New York City Structures: New York County National Bank Building

By tim.mcdevitt
tim.mcdevitt
tim.mcdevitt
February 16, 2011 Updated: October 1, 2015
EIGHTH AVENUE GREEK TEMPLE: The New York County National Bank building, constructed in 1907, is a neo-classical limestone building on the border of Chelsea and the West Village. (Tim McDevitt/The Epoch Times)
EIGHTH AVENUE GREEK TEMPLE: The New York County National Bank building, constructed in 1907, is a neo-classical limestone building on the border of Chelsea and the West Village. (Tim McDevitt/The Epoch Times)

New York County National Bank Building
77-79 Eighth Avenue
Architects: Theodore Wilhelm Emile De Lemos and August Wilhelm Cordes with Rudolph L Daus
Year Completed: 1907
Client: New York County National Bank

NEW YORK—Looking west down 14th Street near the corner of Eighth Avenue one is greeted by a pair of neo-classical structures facing eastward and serving as a gateway from Chelsea to the West Village, and the Hudson River beyond.

On the northwest corner is The New York Savings Bank with its white marble-clad Greek façade, and on the southwest corner, the New York County National Bank Building, the smaller of the two and constructed 38 years after its big brother to the north.

Two massive limestone columns with elegant fluting taper slightly to the spiraling Ionic capitals at their tops frame the front doors of the building. The large, nearly three-dimensional relief sculpture of an eagle, in the pediment above the entry, cranes its neck as it peers north up Eighth Avenue. The curved arch over the doorway reveals ironwork and glass, as do the four identical windows along the building’s north façade.

The New York County National Bank changed names several times over the years, becoming The New York County National branch of Manufacturers Trust Co. in the early 1930s, then Manufacturers Hanover Trust in the mid-1960s, and in 1993–1994 Manufacturers Hanover merged with Chemical Bank.
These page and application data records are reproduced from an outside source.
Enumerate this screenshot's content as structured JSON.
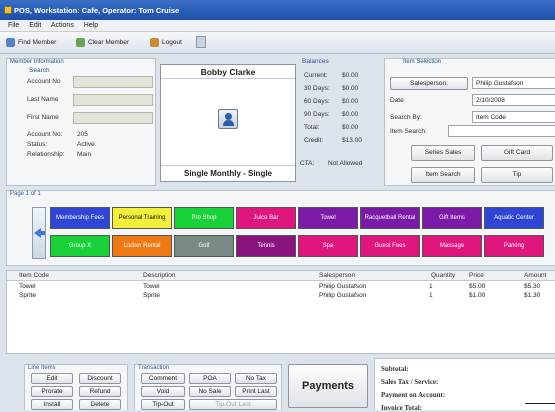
{
  "window": {
    "title": "POS, Workstation: Cafe, Operator: Tom Cruise"
  },
  "menu": [
    "File",
    "Edit",
    "Actions",
    "Help"
  ],
  "toolbar": {
    "find_member": "Find Member",
    "clear_member": "Clear Member",
    "logout": "Logout"
  },
  "member_info": {
    "title": "Member Information",
    "search_title": "Search",
    "account_no_label": "Account No",
    "last_name_label": "Last Name",
    "first_name_label": "First Name",
    "details": [
      {
        "label": "Account No:",
        "value": "205"
      },
      {
        "label": "Status:",
        "value": "Active"
      },
      {
        "label": "Relationship:",
        "value": "Main"
      }
    ]
  },
  "member_card": {
    "name": "Bobby Clarke",
    "membership": "Single Monthly - Single"
  },
  "balances": {
    "title": "Balances",
    "rows": [
      {
        "label": "Current:",
        "value": "$0.00"
      },
      {
        "label": "30 Days:",
        "value": "$0.00"
      },
      {
        "label": "60 Days:",
        "value": "$0.00"
      },
      {
        "label": "90 Days:",
        "value": "$0.00"
      },
      {
        "label": "Total:",
        "value": "$0.00"
      },
      {
        "label": "Credit:",
        "value": "$13.00"
      }
    ],
    "cta_label": "CTA:",
    "cta_value": "Not Allowed"
  },
  "item_selection": {
    "title": "Item Selection",
    "salesperson_button": "Salesperson:",
    "salesperson_value": "Philip Gustafson",
    "date_label": "Date",
    "date_value": "2/10/2008",
    "search_by_label": "Search By:",
    "search_by_value": "Item Code",
    "item_search_label": "Item Search:",
    "item_search_value": "",
    "buttons": {
      "series_sales": "Series Sales",
      "gift_card": "Gift Card",
      "item_search": "Item Search",
      "tip": "Tip"
    }
  },
  "page_label": "Page 1 of 1",
  "tiles": [
    {
      "label": "Membership Fees",
      "color": "#2f45d6",
      "dark": false
    },
    {
      "label": "Personal Training",
      "color": "#f2ee3a",
      "dark": true
    },
    {
      "label": "Pro Shop",
      "color": "#19d23a",
      "dark": false
    },
    {
      "label": "Juice Bar",
      "color": "#e0167f",
      "dark": false
    },
    {
      "label": "Towel",
      "color": "#7a1aa6",
      "dark": false
    },
    {
      "label": "Racquetball Rental",
      "color": "#7a1aa6",
      "dark": false
    },
    {
      "label": "Gift Items",
      "color": "#7a1aa6",
      "dark": false
    },
    {
      "label": "Aquatic Center",
      "color": "#2f45d6",
      "dark": false
    },
    {
      "label": "Group X",
      "color": "#19d23a",
      "dark": false
    },
    {
      "label": "Locker Rental",
      "color": "#f07a16",
      "dark": false
    },
    {
      "label": "Golf",
      "color": "#7a8a86",
      "dark": false
    },
    {
      "label": "Tennis",
      "color": "#8a147f",
      "dark": false
    },
    {
      "label": "Spa",
      "color": "#e0167f",
      "dark": false
    },
    {
      "label": "Guest Fees",
      "color": "#e0167f",
      "dark": false
    },
    {
      "label": "Massage",
      "color": "#e0167f",
      "dark": false
    },
    {
      "label": "Parking",
      "color": "#e0167f",
      "dark": false
    }
  ],
  "items_table": {
    "headers": [
      "Item Code",
      "Description",
      "Salesperson",
      "Quantity",
      "Price",
      "Amount"
    ],
    "rows": [
      [
        "Towel",
        "Towel",
        "Philip Gustafson",
        "1",
        "$5.00",
        "$5.30"
      ],
      [
        "Sprite",
        "Sprite",
        "Philip Gustafson",
        "1",
        "$1.00",
        "$1.30"
      ]
    ]
  },
  "line_items": {
    "title": "Line Items",
    "buttons": [
      "Edit",
      "Discount",
      "Prorate",
      "Refund",
      "Install",
      "Delete"
    ]
  },
  "transaction": {
    "title": "Transaction",
    "buttons": [
      "Comment",
      "POA",
      "No Tax",
      "Void",
      "No Sale",
      "Print Last",
      "Tip-Out",
      "Tip-Out Last"
    ]
  },
  "payments_button": "Payments",
  "totals": {
    "subtotal": "Subtotal:",
    "sales_tax": "Sales Tax / Service:",
    "payment_on_account": "Payment on Account:",
    "invoice_total": "Invoice Total:"
  },
  "colors": {
    "title_bar": "#1c4fa8",
    "accent_label": "#34548a"
  }
}
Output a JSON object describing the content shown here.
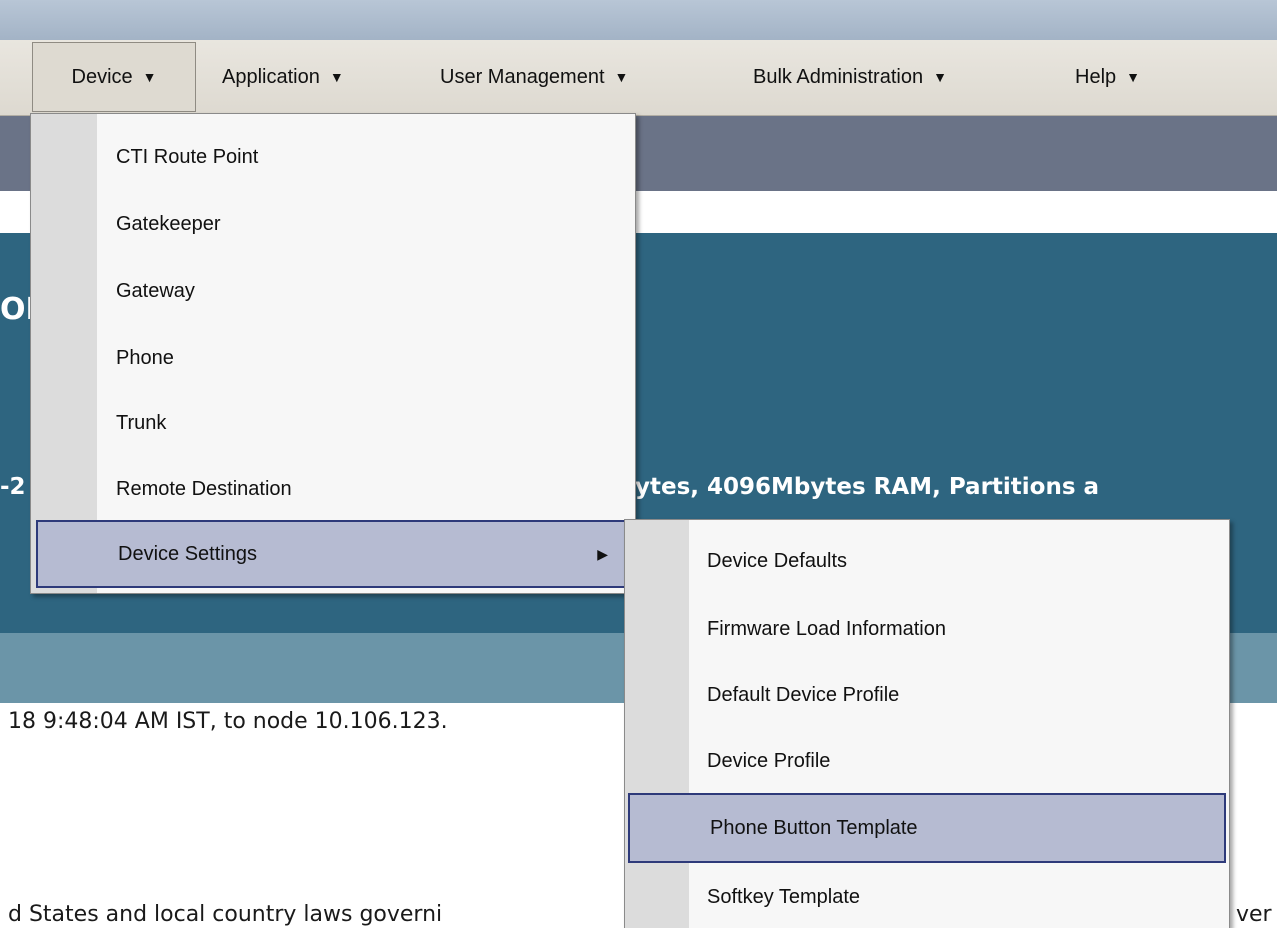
{
  "menubar": {
    "items": [
      {
        "label": "Device",
        "caret": "▼"
      },
      {
        "label": "Application",
        "caret": "▼"
      },
      {
        "label": "User Management",
        "caret": "▼"
      },
      {
        "label": "Bulk Administration",
        "caret": "▼"
      },
      {
        "label": "Help",
        "caret": "▼"
      }
    ]
  },
  "device_menu": {
    "items": [
      {
        "label": "CTI Route Point"
      },
      {
        "label": "Gatekeeper"
      },
      {
        "label": "Gateway"
      },
      {
        "label": "Phone"
      },
      {
        "label": "Trunk"
      },
      {
        "label": "Remote Destination"
      },
      {
        "label": "Device Settings",
        "highlighted": true
      }
    ],
    "submenu_arrow": "▶"
  },
  "device_settings_menu": {
    "items": [
      {
        "label": "Device Defaults"
      },
      {
        "label": "Firmware Load Information"
      },
      {
        "label": "Default Device Profile"
      },
      {
        "label": "Device Profile"
      },
      {
        "label": "Phone Button Template",
        "highlighted": true
      },
      {
        "label": "Softkey Template"
      }
    ]
  },
  "background": {
    "blue_panel_fragment_1": "OI",
    "blue_panel_fragment_2": "-2",
    "system_info_fragment": "ytes, 4096Mbytes RAM, Partitions a",
    "login_fragment": "18 9:48:04 AM IST, to node 10.106.123.",
    "legal_fragment_left": "d States and local country laws governi",
    "legal_fragment_right": "ver"
  },
  "colors": {
    "panel_blue": "#2e6580",
    "slate_band": "#6a7387",
    "highlight": "#b6bbd2",
    "highlight_border": "#2e3a7a"
  }
}
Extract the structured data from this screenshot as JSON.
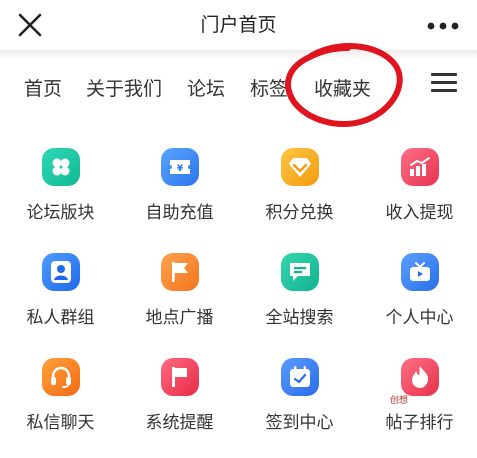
{
  "header": {
    "title": "门户首页"
  },
  "tabs": [
    {
      "label": "首页"
    },
    {
      "label": "关于我们"
    },
    {
      "label": "论坛"
    },
    {
      "label": "标签"
    },
    {
      "label": "收藏夹"
    }
  ],
  "grid": [
    {
      "label": "论坛版块",
      "icon": "clover-icon",
      "color": "#20c7a3"
    },
    {
      "label": "自助充值",
      "icon": "ticket-icon",
      "color": "#3a86f0"
    },
    {
      "label": "积分兑换",
      "icon": "gem-icon",
      "color": "#f5a623"
    },
    {
      "label": "收入提现",
      "icon": "chart-icon",
      "color": "#ee4a6a"
    },
    {
      "label": "私人群组",
      "icon": "user-icon",
      "color": "#2d7ef2"
    },
    {
      "label": "地点广播",
      "icon": "flag-icon",
      "color": "#f68a2e"
    },
    {
      "label": "全站搜索",
      "icon": "chat-icon",
      "color": "#19bfa0"
    },
    {
      "label": "个人中心",
      "icon": "tv-icon",
      "color": "#3b80f2"
    },
    {
      "label": "私信聊天",
      "icon": "headset-icon",
      "color": "#f57f22"
    },
    {
      "label": "系统提醒",
      "icon": "banner-icon",
      "color": "#ee3d5a"
    },
    {
      "label": "签到中心",
      "icon": "calendar-icon",
      "color": "#3b7ef0"
    },
    {
      "label": "帖子排行",
      "icon": "flame-icon",
      "color": "#ef4557"
    }
  ],
  "stamp": "创想"
}
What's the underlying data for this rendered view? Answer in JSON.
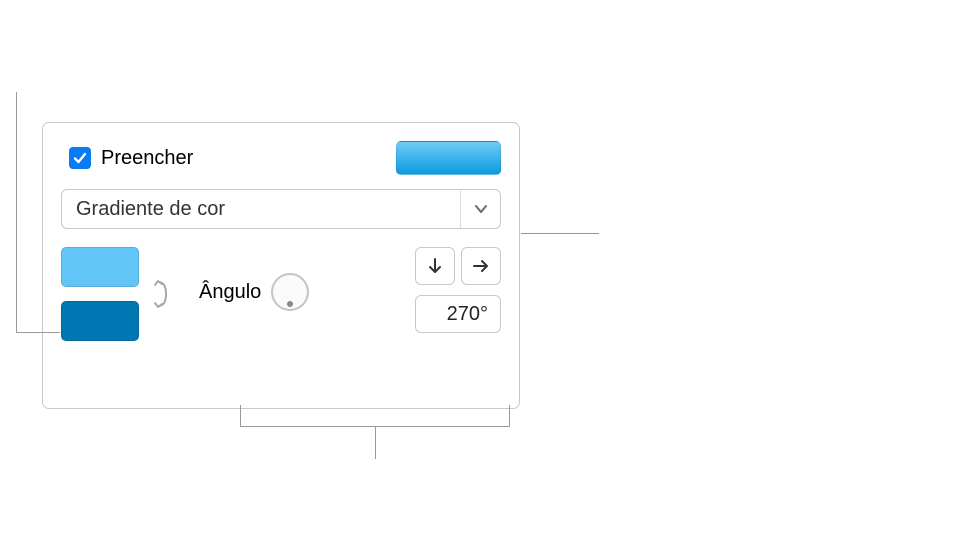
{
  "fill": {
    "checkbox_checked": true,
    "label": "Preencher",
    "type_selected": "Gradiente de cor",
    "preview_gradient": [
      "#6fcbf7",
      "#0a9be0"
    ],
    "color_stops": [
      {
        "hex": "#61c5f7"
      },
      {
        "hex": "#0077b3"
      }
    ],
    "angle": {
      "label": "Ângulo",
      "value": "270°"
    }
  }
}
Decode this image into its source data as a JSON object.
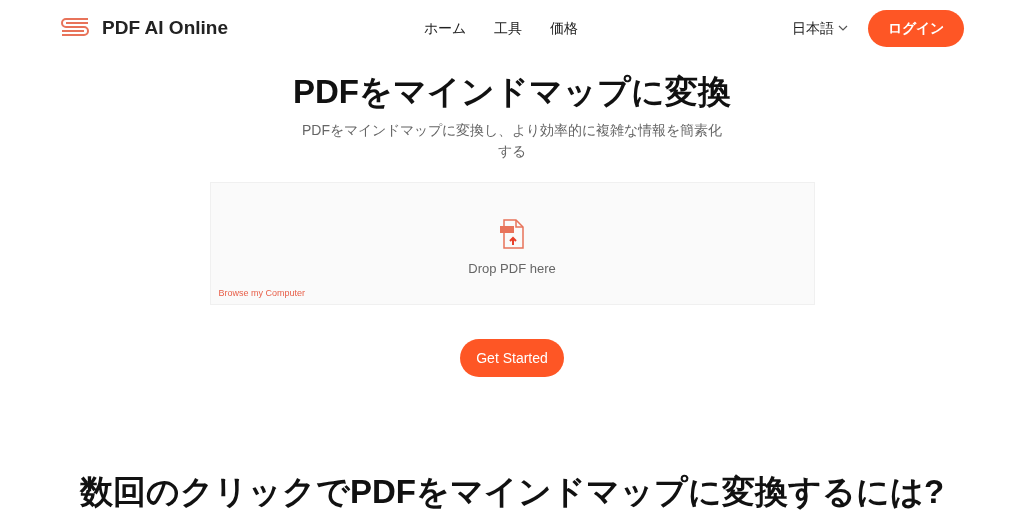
{
  "header": {
    "brand": "PDF AI Online",
    "nav": [
      "ホーム",
      "工具",
      "価格"
    ],
    "language": "日本語",
    "login": "ログイン"
  },
  "hero": {
    "title": "PDFをマインドマップに変換",
    "subtitle": "PDFをマインドマップに変換し、より効率的に複雑な情報を簡素化する",
    "dropzone": {
      "hint": "Drop PDF here",
      "browse": "Browse my Computer"
    },
    "cta": "Get Started"
  },
  "section_title": "数回のクリックでPDFをマインドマップに変換するには?"
}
After a brief stint as a theater in the mid-90s the building was renovated in 1999 and in 2001 was opened as Nickel, a spa for men.

De Lemos and Cordes also designed the Macy’s Herald Square building, constructed five years earlier, as well as the magnificent Siegel Cooper Store on Sixth Avenue between 18th and 19th streets, which now houses retailers Bed Bath and Beyond and Filene’s Basement.

The New York County National Bank Building was designated a landmark, as Manufacturers Hanover Trust Company Building, by the New York City Landmarks Preservation Commission in 1988.

Sources: Guide to New York City Landmarks fourth edition, daytoninmanhattan.blogspot.com/

tim.mcdevitt
tim.mcdevitt